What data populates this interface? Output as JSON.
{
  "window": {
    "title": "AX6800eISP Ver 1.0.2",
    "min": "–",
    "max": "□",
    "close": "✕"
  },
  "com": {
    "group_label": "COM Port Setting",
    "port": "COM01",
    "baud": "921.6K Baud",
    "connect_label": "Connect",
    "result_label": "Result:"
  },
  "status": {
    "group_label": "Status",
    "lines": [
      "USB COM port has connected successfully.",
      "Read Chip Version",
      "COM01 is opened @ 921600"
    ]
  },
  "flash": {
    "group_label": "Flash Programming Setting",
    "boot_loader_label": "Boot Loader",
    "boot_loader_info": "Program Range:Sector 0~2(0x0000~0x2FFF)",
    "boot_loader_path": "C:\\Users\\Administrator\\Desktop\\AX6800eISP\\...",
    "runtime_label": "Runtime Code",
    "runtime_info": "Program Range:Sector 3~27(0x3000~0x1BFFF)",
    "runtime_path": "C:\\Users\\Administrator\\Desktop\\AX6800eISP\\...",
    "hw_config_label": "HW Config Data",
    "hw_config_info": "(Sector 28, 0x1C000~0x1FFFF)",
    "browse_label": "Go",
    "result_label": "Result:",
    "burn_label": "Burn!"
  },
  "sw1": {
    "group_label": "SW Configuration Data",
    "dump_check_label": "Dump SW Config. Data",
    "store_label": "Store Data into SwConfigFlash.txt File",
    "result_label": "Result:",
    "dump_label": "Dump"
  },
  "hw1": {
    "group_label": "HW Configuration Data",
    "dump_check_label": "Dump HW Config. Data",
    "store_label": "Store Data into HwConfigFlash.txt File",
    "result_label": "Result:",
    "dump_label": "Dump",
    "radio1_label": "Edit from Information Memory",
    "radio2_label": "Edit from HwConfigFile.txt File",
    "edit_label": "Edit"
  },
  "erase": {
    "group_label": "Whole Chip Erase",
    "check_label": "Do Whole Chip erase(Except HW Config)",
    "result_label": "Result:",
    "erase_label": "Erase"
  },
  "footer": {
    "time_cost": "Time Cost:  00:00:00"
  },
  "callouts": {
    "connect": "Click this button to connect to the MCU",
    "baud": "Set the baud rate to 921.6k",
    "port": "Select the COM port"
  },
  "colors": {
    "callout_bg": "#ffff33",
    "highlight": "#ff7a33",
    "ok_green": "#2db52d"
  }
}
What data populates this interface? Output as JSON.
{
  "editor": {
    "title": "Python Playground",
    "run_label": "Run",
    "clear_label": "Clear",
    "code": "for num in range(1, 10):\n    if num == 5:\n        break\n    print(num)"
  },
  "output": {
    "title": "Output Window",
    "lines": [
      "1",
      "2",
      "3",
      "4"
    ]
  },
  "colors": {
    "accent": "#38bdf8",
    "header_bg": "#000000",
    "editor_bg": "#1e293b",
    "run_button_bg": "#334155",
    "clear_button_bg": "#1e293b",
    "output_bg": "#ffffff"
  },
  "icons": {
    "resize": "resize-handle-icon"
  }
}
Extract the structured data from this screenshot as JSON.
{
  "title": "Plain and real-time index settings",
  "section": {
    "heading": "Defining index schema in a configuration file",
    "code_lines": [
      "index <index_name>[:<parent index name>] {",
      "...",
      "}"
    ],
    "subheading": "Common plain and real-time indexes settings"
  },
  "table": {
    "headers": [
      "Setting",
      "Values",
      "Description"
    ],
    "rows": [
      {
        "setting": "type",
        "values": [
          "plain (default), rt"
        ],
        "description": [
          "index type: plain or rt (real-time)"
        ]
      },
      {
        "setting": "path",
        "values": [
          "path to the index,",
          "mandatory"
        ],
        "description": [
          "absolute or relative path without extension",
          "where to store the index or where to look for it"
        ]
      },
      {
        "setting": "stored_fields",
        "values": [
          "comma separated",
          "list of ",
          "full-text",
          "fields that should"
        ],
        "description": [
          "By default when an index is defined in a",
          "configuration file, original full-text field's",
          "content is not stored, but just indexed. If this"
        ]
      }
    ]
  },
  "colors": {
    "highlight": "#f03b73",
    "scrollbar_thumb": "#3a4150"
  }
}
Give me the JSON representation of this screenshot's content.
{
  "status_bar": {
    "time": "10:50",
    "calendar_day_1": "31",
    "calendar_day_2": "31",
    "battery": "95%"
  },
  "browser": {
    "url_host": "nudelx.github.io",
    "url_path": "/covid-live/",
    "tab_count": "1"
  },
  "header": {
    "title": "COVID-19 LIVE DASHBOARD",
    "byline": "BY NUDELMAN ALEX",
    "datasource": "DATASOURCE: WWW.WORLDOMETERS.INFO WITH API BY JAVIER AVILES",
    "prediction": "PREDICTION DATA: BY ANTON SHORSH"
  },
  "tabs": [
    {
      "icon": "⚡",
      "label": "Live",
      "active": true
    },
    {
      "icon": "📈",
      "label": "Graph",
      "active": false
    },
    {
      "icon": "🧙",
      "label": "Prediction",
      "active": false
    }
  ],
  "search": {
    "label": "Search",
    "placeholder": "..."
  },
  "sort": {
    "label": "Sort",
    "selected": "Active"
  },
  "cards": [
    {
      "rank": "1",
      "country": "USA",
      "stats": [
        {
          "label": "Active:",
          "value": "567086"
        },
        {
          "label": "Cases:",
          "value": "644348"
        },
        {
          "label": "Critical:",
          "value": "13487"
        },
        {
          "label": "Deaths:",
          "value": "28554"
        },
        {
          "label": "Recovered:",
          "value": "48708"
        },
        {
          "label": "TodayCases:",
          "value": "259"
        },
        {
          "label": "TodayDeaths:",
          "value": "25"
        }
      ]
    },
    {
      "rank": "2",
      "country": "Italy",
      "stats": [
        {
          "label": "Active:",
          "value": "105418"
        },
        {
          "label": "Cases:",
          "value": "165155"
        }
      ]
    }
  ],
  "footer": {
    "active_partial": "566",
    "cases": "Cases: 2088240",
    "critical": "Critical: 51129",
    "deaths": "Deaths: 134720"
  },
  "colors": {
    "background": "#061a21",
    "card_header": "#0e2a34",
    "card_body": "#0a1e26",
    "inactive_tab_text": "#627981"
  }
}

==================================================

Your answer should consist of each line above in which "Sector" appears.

Solution below =>
    "boot_loader_info": "Program Range:Sector 0~2(0x0000~0x2FFF)",
    "runtime_info": "Program Range:Sector 3~27(0x3000~0x1BFFF)",
    "hw_config_info": "(Sector 28, 0x1C000~0x1FFFF)",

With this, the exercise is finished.